On another note, a team from our NF Program will be attending the Neurofibromatosis Conference in mid-June in Austin, Texas. We’re presenting several abstracts and participating in a series of workshops and presentations. Stay tuned for a re-cap of this important meeting in next month’s blog.

Review of the NF Abdominal Exam

To continue our discussion of what occurs during the typical NF examination, this month we will consider the abdominal portion of the exam. Because the abdomen is covered by a large expanse of skin, neurofibromas are usually very visible in this area; sometimes they are obvious, and other times they can be seen using a pen light to illuminate the skin from the side.  We’re also looking for masses, although it’s not very common to feel a mass through the skin. While the liver and spleen can be palpated, these organs aren’t usually involved in NF.

The two main abdominal-related concerns in people with NF are episodes of nausea and sometimes vomiting, which tend to occur mostly in children, as well as the lower GI problem of constipation.  Children with NF have a tendency to develop migraine headaches, and I find that stomachaches, nausea, and occasional vomiting are common presentations of migraines in children. Sometimes treating children for migraines can be effective in resolving gastrointestinal symptoms. Constipation also seems to be more common in people with NF, probably because the condition affects the nerves in the intestine.

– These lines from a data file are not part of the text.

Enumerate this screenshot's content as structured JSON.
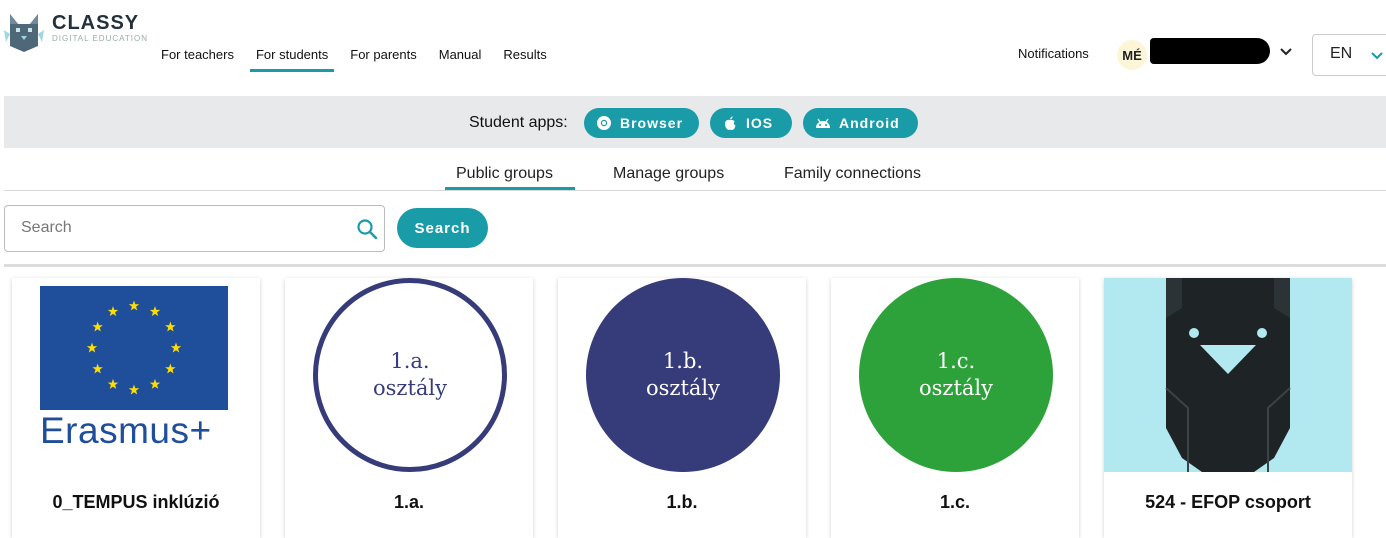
{
  "header": {
    "logo_text": "CLASSY",
    "logo_subtext": "DIGITAL EDUCATION",
    "nav": [
      {
        "label": "For teachers",
        "active": false
      },
      {
        "label": "For students",
        "active": true
      },
      {
        "label": "For parents",
        "active": false
      },
      {
        "label": "Manual",
        "active": false
      },
      {
        "label": "Results",
        "active": false
      }
    ],
    "notifications_label": "Notifications",
    "avatar_initials": "MÉ",
    "language": "EN"
  },
  "app_bar": {
    "label": "Student apps:",
    "buttons": [
      {
        "label": "Browser",
        "icon": "chrome-icon"
      },
      {
        "label": "IOS",
        "icon": "apple-icon"
      },
      {
        "label": "Android",
        "icon": "android-icon"
      }
    ]
  },
  "tabs": [
    {
      "label": "Public groups",
      "active": true
    },
    {
      "label": "Manage groups",
      "active": false
    },
    {
      "label": "Family connections",
      "active": false
    }
  ],
  "search": {
    "placeholder": "Search",
    "value": "",
    "button_label": "Search"
  },
  "groups": [
    {
      "title": "0_TEMPUS inklúzió",
      "image": "erasmus-logo",
      "logo_text": "Erasmus+"
    },
    {
      "title": "1.a.",
      "image": "circle-outline",
      "circle_text_1": "1.a.",
      "circle_text_2": "osztály",
      "color": "#363b79"
    },
    {
      "title": "1.b.",
      "image": "circle-filled",
      "circle_text_1": "1.b.",
      "circle_text_2": "osztály",
      "color": "#363b79"
    },
    {
      "title": "1.c.",
      "image": "circle-filled",
      "circle_text_1": "1.c.",
      "circle_text_2": "osztály",
      "color": "#2ea23a"
    },
    {
      "title": "524 - EFOP csoport",
      "image": "robot-mascot"
    }
  ],
  "colors": {
    "accent": "#1a9ba8",
    "app_bar_bg": "#e7e9eb",
    "navy": "#363b79",
    "green": "#2ea23a",
    "erasmus_blue": "#1f4f9a",
    "efop_bg": "#b2e8f0"
  }
}
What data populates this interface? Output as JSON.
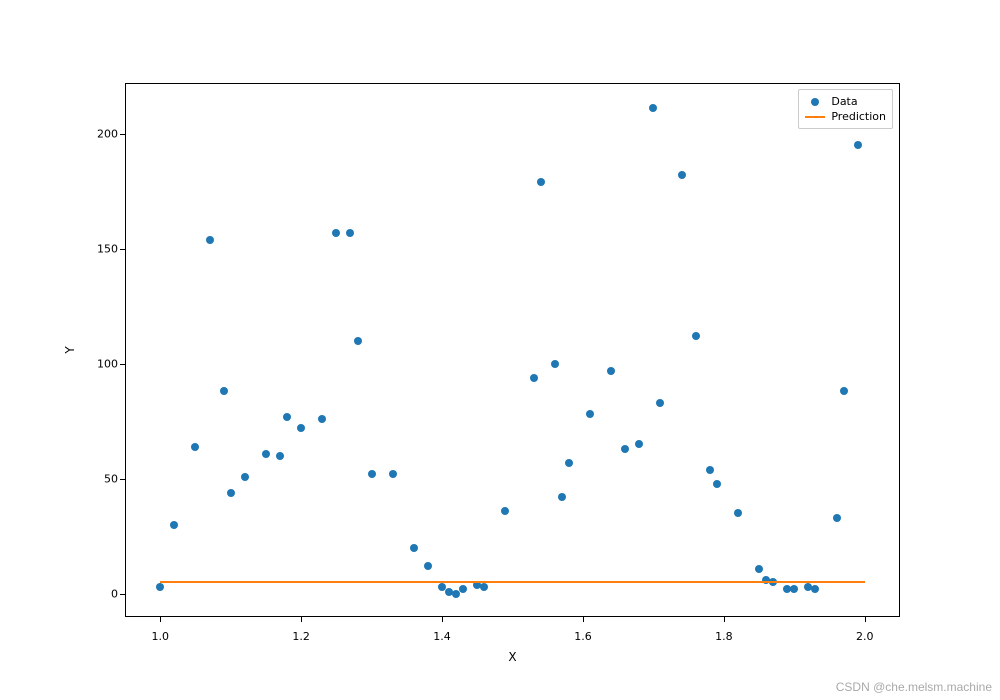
{
  "chart_data": {
    "type": "scatter+line",
    "xlabel": "X",
    "ylabel": "Y",
    "xlim": [
      0.95,
      2.05
    ],
    "ylim": [
      -10,
      222
    ],
    "xticks": [
      1.0,
      1.2,
      1.4,
      1.6,
      1.8,
      2.0
    ],
    "yticks": [
      0,
      50,
      100,
      150,
      200
    ],
    "series": [
      {
        "name": "Data",
        "type": "scatter",
        "color": "#1f77b4",
        "points": [
          {
            "x": 1.0,
            "y": 3
          },
          {
            "x": 1.02,
            "y": 30
          },
          {
            "x": 1.05,
            "y": 64
          },
          {
            "x": 1.07,
            "y": 154
          },
          {
            "x": 1.09,
            "y": 88
          },
          {
            "x": 1.1,
            "y": 44
          },
          {
            "x": 1.12,
            "y": 51
          },
          {
            "x": 1.15,
            "y": 61
          },
          {
            "x": 1.17,
            "y": 60
          },
          {
            "x": 1.18,
            "y": 77
          },
          {
            "x": 1.2,
            "y": 72
          },
          {
            "x": 1.23,
            "y": 76
          },
          {
            "x": 1.25,
            "y": 157
          },
          {
            "x": 1.27,
            "y": 157
          },
          {
            "x": 1.28,
            "y": 110
          },
          {
            "x": 1.3,
            "y": 52
          },
          {
            "x": 1.33,
            "y": 52
          },
          {
            "x": 1.36,
            "y": 20
          },
          {
            "x": 1.38,
            "y": 12
          },
          {
            "x": 1.4,
            "y": 3
          },
          {
            "x": 1.41,
            "y": 1
          },
          {
            "x": 1.42,
            "y": 0
          },
          {
            "x": 1.43,
            "y": 2
          },
          {
            "x": 1.45,
            "y": 4
          },
          {
            "x": 1.46,
            "y": 3
          },
          {
            "x": 1.49,
            "y": 36
          },
          {
            "x": 1.53,
            "y": 94
          },
          {
            "x": 1.54,
            "y": 179
          },
          {
            "x": 1.56,
            "y": 100
          },
          {
            "x": 1.57,
            "y": 42
          },
          {
            "x": 1.58,
            "y": 57
          },
          {
            "x": 1.61,
            "y": 78
          },
          {
            "x": 1.64,
            "y": 97
          },
          {
            "x": 1.66,
            "y": 63
          },
          {
            "x": 1.68,
            "y": 65
          },
          {
            "x": 1.7,
            "y": 211
          },
          {
            "x": 1.71,
            "y": 83
          },
          {
            "x": 1.74,
            "y": 182
          },
          {
            "x": 1.76,
            "y": 112
          },
          {
            "x": 1.78,
            "y": 54
          },
          {
            "x": 1.79,
            "y": 48
          },
          {
            "x": 1.82,
            "y": 35
          },
          {
            "x": 1.85,
            "y": 11
          },
          {
            "x": 1.86,
            "y": 6
          },
          {
            "x": 1.87,
            "y": 5
          },
          {
            "x": 1.89,
            "y": 2
          },
          {
            "x": 1.9,
            "y": 2
          },
          {
            "x": 1.92,
            "y": 3
          },
          {
            "x": 1.93,
            "y": 2
          },
          {
            "x": 1.96,
            "y": 33
          },
          {
            "x": 1.97,
            "y": 88
          },
          {
            "x": 1.99,
            "y": 195
          }
        ]
      },
      {
        "name": "Prediction",
        "type": "line",
        "color": "#ff7f0e",
        "x": [
          1.0,
          2.0
        ],
        "y": [
          5,
          5
        ]
      }
    ],
    "legend": {
      "position": "upper right",
      "entries": [
        "Data",
        "Prediction"
      ]
    }
  },
  "watermark": "CSDN @che.melsm.machine"
}
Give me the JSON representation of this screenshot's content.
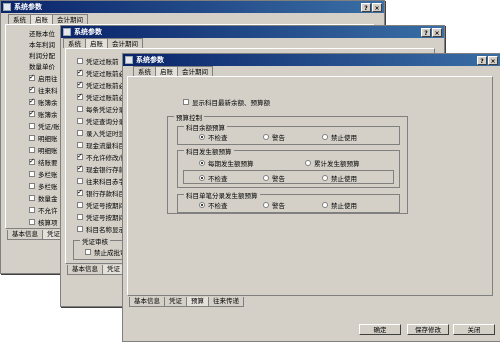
{
  "window_title": "系统参数",
  "title_buttons": {
    "help": "?",
    "close": "×"
  },
  "top_tabs": [
    "系统",
    "启账",
    "会计期间"
  ],
  "win1": {
    "labels": [
      "还账本位",
      "本年利润",
      "利润分配",
      "数量单价"
    ],
    "checkboxes": [
      {
        "label": "启用往",
        "checked": true
      },
      {
        "label": "往来科",
        "checked": true
      },
      {
        "label": "账簿余",
        "checked": true
      },
      {
        "label": "账簿余",
        "checked": true
      },
      {
        "label": "凭证/账",
        "checked": false
      },
      {
        "label": "明细账",
        "checked": false
      },
      {
        "label": "明细账",
        "checked": false
      },
      {
        "label": "结账要",
        "checked": true
      },
      {
        "label": "多栏账",
        "checked": false
      },
      {
        "label": "多栏账",
        "checked": false
      },
      {
        "label": "数量金",
        "checked": false
      },
      {
        "label": "不允许",
        "checked": false
      },
      {
        "label": "核算项",
        "checked": false
      }
    ],
    "bottom_tabs": [
      "基本信息",
      "凭证"
    ]
  },
  "win2": {
    "checkboxes": [
      {
        "label": "凭证过账前",
        "checked": false
      },
      {
        "label": "凭证过账前必",
        "checked": true
      },
      {
        "label": "凭证过账前必",
        "checked": true
      },
      {
        "label": "凭证过账前必",
        "checked": true
      },
      {
        "label": "每条凭证分录",
        "checked": false
      },
      {
        "label": "凭证查询分录",
        "checked": false
      },
      {
        "label": "录入凭证时显",
        "checked": false
      },
      {
        "label": "现金流量科目",
        "checked": false
      },
      {
        "label": "不允许修改/删",
        "checked": true
      },
      {
        "label": "现金银行存款",
        "checked": true
      },
      {
        "label": "往来科目赤字",
        "checked": false
      },
      {
        "label": "银行存款科目",
        "checked": true
      },
      {
        "label": "凭证号按期间",
        "checked": false
      },
      {
        "label": "凭证号按期间",
        "checked": false
      },
      {
        "label": "科目名称显示",
        "checked": false
      }
    ],
    "group_label": "凭证审核",
    "group_checkbox": {
      "label": "禁止成批审核",
      "checked": false
    },
    "bottom_tabs": [
      "基本信息",
      "凭证",
      "预算"
    ]
  },
  "win3": {
    "show_balance": {
      "label": "显示科目最新余额、预算额",
      "checked": false
    },
    "budget_group": "预算控制",
    "subgroups": [
      {
        "title": "科目余额预算",
        "options": [
          {
            "label": "不检查",
            "selected": true
          },
          {
            "label": "警告",
            "selected": false
          },
          {
            "label": "禁止使用",
            "selected": false
          }
        ]
      },
      {
        "title": "科目发生额预算",
        "options": [
          {
            "label": "每期发生额预算",
            "selected": true
          },
          {
            "label": "累计发生额预算",
            "selected": false
          }
        ]
      },
      {
        "title": "",
        "options": [
          {
            "label": "不检查",
            "selected": true
          },
          {
            "label": "警告",
            "selected": false
          },
          {
            "label": "禁止使用",
            "selected": false
          }
        ]
      }
    ],
    "entry_group": {
      "title": "科目单笔分录发生额预算",
      "options": [
        {
          "label": "不检查",
          "selected": true
        },
        {
          "label": "警告",
          "selected": false
        },
        {
          "label": "禁止使用",
          "selected": false
        }
      ]
    },
    "bottom_tabs": [
      "基本信息",
      "凭证",
      "预算",
      "往来传递"
    ],
    "buttons": {
      "ok": "确定",
      "save": "保存修改",
      "close": "关闭"
    }
  }
}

It’s rare that a tumor is the cause of a GI problem. Although plexiform neurofibromas can occur in the abdomen, they are usually too deep to palpate and are mostly asymptomatic. Tumors can also occur in the wall of the intestine, but these are usually also asymptomatic, though sometimes they can cause obstruction or bleeding.  Gastrointestinal stromal cell tumors are more common in people with NF1 than in the general population. They present with abdominal pain and bleeding in the GI tract. It’s important that an individual with abdominal pain and blood in the stool be evaluated for this potential problem.  Lastly, some people with NF may develop a specific type of tumor on the adrenal gland called pheochromocytoma.  The most common presentation is high blood pressure, which is caused by increased secretion of the hormones epinephrine and norepinephrine.  Some people may also experience episodes of skin flushing and a racing heart.  If symptoms are present, a blood test is performed to determine the presence of elevated hormone levels. If this is confirmed, a 24-hour urine collection is performed to further detect the presence of increased hormones followed by a scan to identify the tumors. If they are found during a scan, careful surgical removal is required as the treatment.